A weekly homage to endangered species, large and small
(Original text written by Benjamin Ikenson)
Many of our nations protected species are celebrated and honored by placing their images on currency and license plates. They are mascots for professional sports teams and even cuddled by our children as cute stuffed animals. But there is another class of species that are frequently overlooked or maligned by the press, elected officials, even the general public. We’re profiling some of less charismatic species to shed some light on the immense value they bring to our lives.
Of the 300 different mussel species in the United States, 64 are listed as endangered and eight are listed as threatened.
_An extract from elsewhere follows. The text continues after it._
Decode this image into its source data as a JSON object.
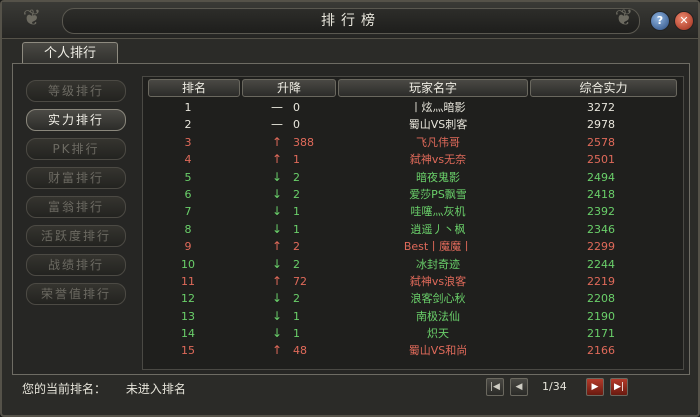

According to Sue Jennings of the National Park Service, freshwater mussels have suffered a greater decline than any other wide-ranging faunal group in North America.
With names like littlewing pearlymussel, the flat pigtoe, and the shinrayed pocketbook, mussels are an interesting testament to the sometimes bizarre imaginations of those who coined the terms, primarily fishermen who harvested them for a thriving pearl button industry. It was this industry that first really wreaked havoc on mussel populations. Fortunately, plastic buttons took their place beginning in the 1950s.
Unfortunately, this did not mark the end of woes for freshwater mussels. Especially over the last 30 years, mussels have continued to decline drastically because they can’t tolerate changes in water quality resulting from pollution or sediment from dredging and soil erosion. They also suffer from the introduction of non-native species, the effects of siltation, and even remnants of pharmaceutical drugs that are flushed from the body and end up in wastewater that reaches rivers and streams. A recent study revealed that the antidepressant drug Prozac can severely disrupt the reproductive cycle of freshwater mussels, a side effect that can certainly not be described as happy.
What good are they?
Mussels are reliable indicators of water quality, since they’re particularly sensitive to aquatic changes. Mussels are filter feeders that help keep the water clean for all who depend on it, and their disappearance often signals that other aquatic plants and animals are at risk as well.
If mussels can’t live in their home, it probably should be condemned. And that’s not good for the rest of us.
Think of it this way: mussels are the mighty Mr. Cleans of the waterways. They try to keep the house tidy. But the increased intensity and the toxicity of the filth has been making them sick; and there’s not a lot of replacement labor. If they’re not around, the cleaning isn’t going to get done – and just like at home, the cleaning sure ain’t gonna do itself. Let’s hope it’s not too late to offer the sick some decent healthcare.
Fortunately, the important role mussels play is no secret and many are working on their behalf. For example, the National Park Service has stepped up to help recovery, and since 2000, the Tennessee Aquarium Research Institute has propagated more than a hundred thousand native freshwater mussels, providing for their release into the Conasauga River basin at the Institute’s hatchery.
The thing to remember is if mussels can’t live in their home, it probably should be condemned. And that’s not good for the rest of us.
Click here to read more about mussels in Defenders magazine, and watch the interview below with “mussel man” Monte McGregor, a malacologist with the Kentucky Department of Fish and Wildlife Resources.